Every single problem we have/have had with our house has been water related:

  • The upstairs toilet runs for a solid 5 minutes every single time it’s flushed. We have no idea why or how to stop it
  • The downstairs toilet worked perfectly fine during the home inspection but was broken by the time we moved in
  • The kitchen sink was sitting on top of the pipes and not actually attached to it
  • The shower faucet was so old and coroded it literally came off in my hand when I turned it (after a FULL DAY of painting mind you, I needed to shower)
  • One of the pipes got backed up and water had nowhere to go so it overflowed out of the toilet (basement flood #1)
  • I tried to wash our old comforter in our washing machine and it didn’t fit so the water overflowed out of the washer (basement flood #2)
  • And now, apparently basement flood #3 was because we had 130 pounds of water pressure coming into our home with no valve to regulate it down to the 60 it should have been

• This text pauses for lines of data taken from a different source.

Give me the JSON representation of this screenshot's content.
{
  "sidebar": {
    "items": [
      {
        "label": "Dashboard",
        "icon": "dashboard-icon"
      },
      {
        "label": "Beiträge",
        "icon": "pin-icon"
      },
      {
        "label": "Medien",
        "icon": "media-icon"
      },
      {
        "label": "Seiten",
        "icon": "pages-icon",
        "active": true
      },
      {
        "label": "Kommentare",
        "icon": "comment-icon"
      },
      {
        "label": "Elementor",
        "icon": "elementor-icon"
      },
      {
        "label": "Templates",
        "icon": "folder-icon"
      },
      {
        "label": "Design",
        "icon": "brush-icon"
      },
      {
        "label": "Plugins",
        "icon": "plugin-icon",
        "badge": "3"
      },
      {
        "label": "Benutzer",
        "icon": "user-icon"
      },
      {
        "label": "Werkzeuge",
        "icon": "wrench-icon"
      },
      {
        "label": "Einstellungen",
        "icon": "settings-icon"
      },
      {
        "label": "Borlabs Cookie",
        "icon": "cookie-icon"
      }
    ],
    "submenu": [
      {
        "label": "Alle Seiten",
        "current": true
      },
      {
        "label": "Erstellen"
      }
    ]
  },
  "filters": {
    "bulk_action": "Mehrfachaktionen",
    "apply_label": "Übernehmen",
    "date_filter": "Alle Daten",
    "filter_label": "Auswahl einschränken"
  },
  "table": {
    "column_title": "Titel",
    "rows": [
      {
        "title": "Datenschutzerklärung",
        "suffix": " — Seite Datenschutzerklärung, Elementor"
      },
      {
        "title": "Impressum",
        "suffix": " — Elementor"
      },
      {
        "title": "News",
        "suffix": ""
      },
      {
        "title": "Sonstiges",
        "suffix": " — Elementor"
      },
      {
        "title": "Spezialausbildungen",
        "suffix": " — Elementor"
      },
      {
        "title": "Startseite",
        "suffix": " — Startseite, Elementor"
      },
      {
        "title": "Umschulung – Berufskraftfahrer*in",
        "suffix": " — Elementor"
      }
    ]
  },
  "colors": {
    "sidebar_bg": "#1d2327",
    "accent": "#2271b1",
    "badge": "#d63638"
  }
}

Ugh. Hopefully we’ll have things up and running in time to show you next week!

So friends, commiserate with me please. What’s your 1%?

Succluents in Upcycled Jars

If you’re a regular around here, you know I’m a jar hoarder. I can’t help myself. But I’m happy to part with them if it’s for a good cause, like an awesome mother’s day present. Behold:

mother's day DIY gift

Super cute, no? I was hoping to get my nephew’s hand print on these bad boys, but getting an 8 month old to NOT put a paint covered hand in his mouth was impossible. Footprints were easier… not easy, but easier. However, you can make this craft whether or not you’ve got a cute baby to hang with.

You will need:

  • Glass jars (I used a salsa jar, a peanut butter jar, and a pasta sauce jar)
  • Spray primer and paint (I love Kilz spray primer and Rustoleum spray paint)
  • Cactus, Palm, & Citrus soil (like this)
  • Small rocks (either from outside or the craft section of a dollar store)
  • Succulents

succulents in upcycle jars - mason jar succulent planter

How to:

  1. To get the labels off the jars I just soaked them in soapy hot water, then once they were dry I sprayed one coat of primer and 2 coats of paint on them (I used Aqua by Rustoleum, leftover from my DIY sunburst mirror).
  2. I bought 7 or 8 different succulent plants at Walmart then took them apart very gently to separate each branch
  3. Cover the bottom of your jar with rocks, then add some cactus soil
  4. Arrange your succulents in the jar then fill in your empty spaces with more soil
  5. Lightly water
Enjoy!

Enjoy!

The cute baby foot is optional.

And actually, the spray paint is too. I made one for myself and took the label off the jar but left it clear glass- I really like the look of the rocks and soil.

The best part? Succulents are very easy to keep alive- they love sunlight and only need to be watered 2-3 times a month in the summer and every other month in the winter.